Notable FactsThe most well known sub-districts of Tuscany are Chianti, Brunello di Montalcino and Vino Nobile di Montepulciano (note that Montepulciano here refers to the local village, not the grape variety found in the Italian region of Abruzzi). Wine labeled from these regions is DOC-regulated and Sangiovese-based blends. Quality wine from these DOC areas has been on the rise for decades, with top-notch winemakers and wineries shedding the low-quality image once held for Tuscan wine by producing consistently outstanding bottlings that range from deliciously drinkable to highly ageable. Newer to the scene are regions like Bohlgeri and the Maremma, home to of what are now termed "Super-Tuscans," named for the wine coming from the Tuscany area, but not following all of the DOC or DOCG laws required in Italy. In the 1970's, some pioneer winemakers began buying land outside of Chianti and Montalcino, and planting not only Sangiovese, but also international varieties like Cabernet Sauvignon and Merlot. The wine they produced only fit into the lowest Italian category of "vina da tavola," but the winemakers sold the wine for high prices, creating an almost cult following, and spurning a new wine category called IGT.

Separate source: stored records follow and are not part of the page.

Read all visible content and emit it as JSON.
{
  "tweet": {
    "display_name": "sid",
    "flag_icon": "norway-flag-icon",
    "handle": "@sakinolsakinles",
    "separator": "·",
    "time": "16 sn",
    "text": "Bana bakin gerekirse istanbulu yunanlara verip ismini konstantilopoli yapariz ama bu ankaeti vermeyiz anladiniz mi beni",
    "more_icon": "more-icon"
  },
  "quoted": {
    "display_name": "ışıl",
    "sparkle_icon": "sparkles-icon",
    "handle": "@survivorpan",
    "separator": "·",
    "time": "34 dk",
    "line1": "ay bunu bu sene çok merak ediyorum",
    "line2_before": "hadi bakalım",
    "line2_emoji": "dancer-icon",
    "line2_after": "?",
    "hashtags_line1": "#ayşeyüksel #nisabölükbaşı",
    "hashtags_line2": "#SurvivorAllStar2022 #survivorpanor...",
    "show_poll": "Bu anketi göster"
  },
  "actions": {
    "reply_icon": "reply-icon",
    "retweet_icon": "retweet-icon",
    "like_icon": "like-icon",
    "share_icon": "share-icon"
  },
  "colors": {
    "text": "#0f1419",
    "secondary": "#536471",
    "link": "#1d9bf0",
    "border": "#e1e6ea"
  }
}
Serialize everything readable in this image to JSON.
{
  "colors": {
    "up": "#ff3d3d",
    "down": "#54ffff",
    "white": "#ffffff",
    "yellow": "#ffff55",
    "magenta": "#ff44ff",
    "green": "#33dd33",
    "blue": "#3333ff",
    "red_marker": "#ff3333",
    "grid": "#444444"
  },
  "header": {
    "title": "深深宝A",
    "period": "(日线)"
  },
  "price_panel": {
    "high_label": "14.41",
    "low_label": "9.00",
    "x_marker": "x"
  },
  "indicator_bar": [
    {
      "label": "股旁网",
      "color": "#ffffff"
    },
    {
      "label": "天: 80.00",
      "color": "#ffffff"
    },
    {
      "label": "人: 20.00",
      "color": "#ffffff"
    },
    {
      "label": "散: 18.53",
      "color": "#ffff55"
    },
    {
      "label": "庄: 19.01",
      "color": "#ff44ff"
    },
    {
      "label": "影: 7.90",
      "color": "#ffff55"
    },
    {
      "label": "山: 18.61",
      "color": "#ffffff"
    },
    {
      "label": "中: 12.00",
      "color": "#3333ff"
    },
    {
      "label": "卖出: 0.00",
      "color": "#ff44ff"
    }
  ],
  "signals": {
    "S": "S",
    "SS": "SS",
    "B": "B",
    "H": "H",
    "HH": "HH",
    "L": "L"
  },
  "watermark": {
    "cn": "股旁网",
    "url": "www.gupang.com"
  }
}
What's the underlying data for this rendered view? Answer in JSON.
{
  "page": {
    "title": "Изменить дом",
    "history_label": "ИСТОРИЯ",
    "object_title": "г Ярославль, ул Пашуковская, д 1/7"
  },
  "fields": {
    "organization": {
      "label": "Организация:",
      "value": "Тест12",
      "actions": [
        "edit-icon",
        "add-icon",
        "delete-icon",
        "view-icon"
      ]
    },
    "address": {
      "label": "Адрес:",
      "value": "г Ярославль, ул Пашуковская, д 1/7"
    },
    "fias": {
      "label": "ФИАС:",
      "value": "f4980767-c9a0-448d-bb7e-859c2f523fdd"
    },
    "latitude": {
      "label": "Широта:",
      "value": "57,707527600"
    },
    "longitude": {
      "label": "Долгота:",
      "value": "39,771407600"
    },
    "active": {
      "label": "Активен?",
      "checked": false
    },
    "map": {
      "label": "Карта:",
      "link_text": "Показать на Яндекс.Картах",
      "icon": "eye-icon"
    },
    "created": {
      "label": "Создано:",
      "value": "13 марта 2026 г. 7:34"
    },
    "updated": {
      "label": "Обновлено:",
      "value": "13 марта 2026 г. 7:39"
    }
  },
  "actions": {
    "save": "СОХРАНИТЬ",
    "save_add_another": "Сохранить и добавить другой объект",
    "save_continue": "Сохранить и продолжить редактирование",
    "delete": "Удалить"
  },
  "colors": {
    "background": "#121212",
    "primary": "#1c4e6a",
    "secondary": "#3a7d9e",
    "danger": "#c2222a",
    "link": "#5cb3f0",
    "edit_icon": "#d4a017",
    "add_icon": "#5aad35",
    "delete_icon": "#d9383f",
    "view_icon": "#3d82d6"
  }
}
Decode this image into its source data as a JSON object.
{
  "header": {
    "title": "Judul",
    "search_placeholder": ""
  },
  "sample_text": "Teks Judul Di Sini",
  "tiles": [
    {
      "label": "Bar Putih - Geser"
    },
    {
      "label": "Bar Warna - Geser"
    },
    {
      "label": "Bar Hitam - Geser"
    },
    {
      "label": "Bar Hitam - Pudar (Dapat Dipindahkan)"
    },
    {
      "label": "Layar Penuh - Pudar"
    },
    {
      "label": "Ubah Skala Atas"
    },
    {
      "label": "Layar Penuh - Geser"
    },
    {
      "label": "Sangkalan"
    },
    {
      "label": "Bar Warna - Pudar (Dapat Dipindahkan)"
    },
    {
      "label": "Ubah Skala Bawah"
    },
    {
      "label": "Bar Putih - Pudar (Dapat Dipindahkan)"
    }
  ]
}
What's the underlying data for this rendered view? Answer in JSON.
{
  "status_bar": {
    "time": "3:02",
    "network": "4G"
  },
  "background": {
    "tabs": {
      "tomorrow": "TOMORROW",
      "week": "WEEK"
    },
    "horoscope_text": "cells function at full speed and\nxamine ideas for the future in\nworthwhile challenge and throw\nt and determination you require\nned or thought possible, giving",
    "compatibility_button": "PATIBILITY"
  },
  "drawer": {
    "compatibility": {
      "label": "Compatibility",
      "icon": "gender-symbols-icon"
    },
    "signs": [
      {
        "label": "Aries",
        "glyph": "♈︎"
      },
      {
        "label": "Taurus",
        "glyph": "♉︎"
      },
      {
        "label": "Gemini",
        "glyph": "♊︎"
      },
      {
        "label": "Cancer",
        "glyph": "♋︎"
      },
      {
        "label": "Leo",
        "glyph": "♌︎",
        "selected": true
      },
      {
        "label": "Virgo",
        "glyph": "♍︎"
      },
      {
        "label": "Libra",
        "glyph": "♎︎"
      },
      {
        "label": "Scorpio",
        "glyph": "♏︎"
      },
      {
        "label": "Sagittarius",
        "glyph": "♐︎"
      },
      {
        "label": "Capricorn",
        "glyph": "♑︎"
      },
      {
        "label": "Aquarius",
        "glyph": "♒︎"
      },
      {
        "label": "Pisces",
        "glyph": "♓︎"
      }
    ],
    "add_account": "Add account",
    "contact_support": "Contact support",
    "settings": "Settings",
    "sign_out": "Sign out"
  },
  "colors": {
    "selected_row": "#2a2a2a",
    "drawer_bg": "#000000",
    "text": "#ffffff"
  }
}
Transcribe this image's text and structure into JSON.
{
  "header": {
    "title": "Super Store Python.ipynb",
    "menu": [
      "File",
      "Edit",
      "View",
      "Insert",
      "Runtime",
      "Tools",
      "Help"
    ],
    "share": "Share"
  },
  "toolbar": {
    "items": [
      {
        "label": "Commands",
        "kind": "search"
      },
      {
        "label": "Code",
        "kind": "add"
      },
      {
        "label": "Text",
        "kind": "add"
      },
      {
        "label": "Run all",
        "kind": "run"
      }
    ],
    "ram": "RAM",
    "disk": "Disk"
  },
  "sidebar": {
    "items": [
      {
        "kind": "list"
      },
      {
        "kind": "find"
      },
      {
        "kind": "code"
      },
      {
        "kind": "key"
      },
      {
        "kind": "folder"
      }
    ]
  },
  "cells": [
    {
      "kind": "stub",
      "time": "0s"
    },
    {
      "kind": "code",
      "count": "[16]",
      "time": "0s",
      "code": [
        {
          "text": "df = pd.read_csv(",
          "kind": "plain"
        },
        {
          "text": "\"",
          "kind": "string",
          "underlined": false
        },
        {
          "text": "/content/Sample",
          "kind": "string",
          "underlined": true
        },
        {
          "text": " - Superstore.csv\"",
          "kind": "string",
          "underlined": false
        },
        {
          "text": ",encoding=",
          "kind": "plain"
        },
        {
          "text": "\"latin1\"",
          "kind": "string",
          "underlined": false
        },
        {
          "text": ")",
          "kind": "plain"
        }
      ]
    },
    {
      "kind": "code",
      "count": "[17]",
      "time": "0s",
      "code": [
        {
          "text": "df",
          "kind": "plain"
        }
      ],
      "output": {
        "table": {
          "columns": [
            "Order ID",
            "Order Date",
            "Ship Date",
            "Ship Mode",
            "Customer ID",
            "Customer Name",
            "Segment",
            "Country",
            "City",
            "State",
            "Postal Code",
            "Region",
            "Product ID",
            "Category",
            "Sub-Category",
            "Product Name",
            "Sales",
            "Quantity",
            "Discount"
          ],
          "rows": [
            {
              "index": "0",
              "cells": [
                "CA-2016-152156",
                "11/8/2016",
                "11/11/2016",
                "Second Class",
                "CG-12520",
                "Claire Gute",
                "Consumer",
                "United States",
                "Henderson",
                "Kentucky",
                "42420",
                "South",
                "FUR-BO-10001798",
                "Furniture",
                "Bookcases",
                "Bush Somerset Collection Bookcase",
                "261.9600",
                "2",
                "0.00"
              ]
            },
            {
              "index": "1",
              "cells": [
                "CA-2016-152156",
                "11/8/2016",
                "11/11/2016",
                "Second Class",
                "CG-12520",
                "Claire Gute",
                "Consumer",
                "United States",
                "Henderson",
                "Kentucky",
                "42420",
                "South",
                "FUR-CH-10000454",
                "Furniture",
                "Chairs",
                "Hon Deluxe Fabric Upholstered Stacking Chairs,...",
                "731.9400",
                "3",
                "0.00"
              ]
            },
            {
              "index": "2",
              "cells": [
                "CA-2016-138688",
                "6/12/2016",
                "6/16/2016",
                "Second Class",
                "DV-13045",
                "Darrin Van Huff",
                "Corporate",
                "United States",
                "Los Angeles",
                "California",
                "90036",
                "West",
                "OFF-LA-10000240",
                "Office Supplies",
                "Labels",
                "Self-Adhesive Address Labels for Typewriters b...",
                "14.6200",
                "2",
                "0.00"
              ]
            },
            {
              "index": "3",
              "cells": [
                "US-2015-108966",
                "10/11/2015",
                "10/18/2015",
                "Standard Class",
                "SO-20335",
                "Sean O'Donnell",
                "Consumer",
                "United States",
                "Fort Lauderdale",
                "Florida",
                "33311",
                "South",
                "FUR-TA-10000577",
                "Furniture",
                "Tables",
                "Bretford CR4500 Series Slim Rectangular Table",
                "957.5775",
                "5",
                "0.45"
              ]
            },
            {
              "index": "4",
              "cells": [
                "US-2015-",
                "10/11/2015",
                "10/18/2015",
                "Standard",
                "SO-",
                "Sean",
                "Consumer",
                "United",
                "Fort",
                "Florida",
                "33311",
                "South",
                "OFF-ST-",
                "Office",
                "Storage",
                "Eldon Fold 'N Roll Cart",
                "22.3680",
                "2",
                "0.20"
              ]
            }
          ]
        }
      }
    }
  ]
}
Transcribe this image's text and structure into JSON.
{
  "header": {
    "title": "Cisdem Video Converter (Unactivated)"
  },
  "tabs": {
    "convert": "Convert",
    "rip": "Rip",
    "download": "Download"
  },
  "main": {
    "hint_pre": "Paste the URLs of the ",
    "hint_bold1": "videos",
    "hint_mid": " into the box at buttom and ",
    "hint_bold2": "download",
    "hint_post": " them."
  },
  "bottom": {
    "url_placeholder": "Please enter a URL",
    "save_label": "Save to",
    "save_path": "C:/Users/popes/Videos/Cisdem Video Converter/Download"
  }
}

A little ditty about Italy...This country has about as many wines as its had governments. With 20 different regions, hundreds of DOCs and even more indigenous varieties, the amount of wine made in Italy is mind-boggling. Most of the juice, however, remains in the country for thirsty Italians. Wine is food in Italy and its rare that a meal is consumed without a glass of vino. That said, it's not common to find many folks drinking wine without food either. In turn, it's a match, and a mighty good one at that. In fact, it's safe to say that Italian wine is a foodie wine – one that goes on the table for a myraid of meals.
For regions, the most popular are Tuscany (home of Chianti), Piedmont and the Tre-Venezie, which includes Veneto, Trentino Alto-Adige and Friuli. Other communes of note are in Southern Italy, and a few good wines are made elsewhere in the country. The islands of Sardinia and Sicily are members of the Italian winemaking community as well.
Customer ReviewsSign In to Add Your Review3.53.5 out of 5 stars
16 ratings, 6 with reviewsanthony montemuro - Brentwood, TN24/21/2013Big disappointment here. Suspect something not right. Fruit is over-ripe with a ""stewed"feeling. Not much complexity and nose with a trace of wet cardboard.42/11/2012Outstanding, fantastic aroma and smooth after taste.walktard - Tahoe City, CA38/22/2012I was expecting more due to many possibly overly generous reviews, but I found it average. Not bad for the price, though.dennis Sievers - Highland, IL44/3/2012arnedun - Mc Lean, VA53/24/201233/21/2012ritviksingh - New York, NY39/21/201158/12/2011Excellent Chianti. Very smoothWriel Chavira - Las Cruces, NM36/23/2011ponza tony - Branford, CT26/7/2011richard hirsch - Denver, CO45/19/2011JCF - Los Alamos, NM44/22/2011What the Wine Advocate reviews says. Excellent & great deal.44/20/2011
44/1/2011Really great for the price. Little pig. No bitterness or tannin taste. Drank with dinner--very good.wine drinker - Mc Kinney, TX43/29/2011
- Earthy & Spicy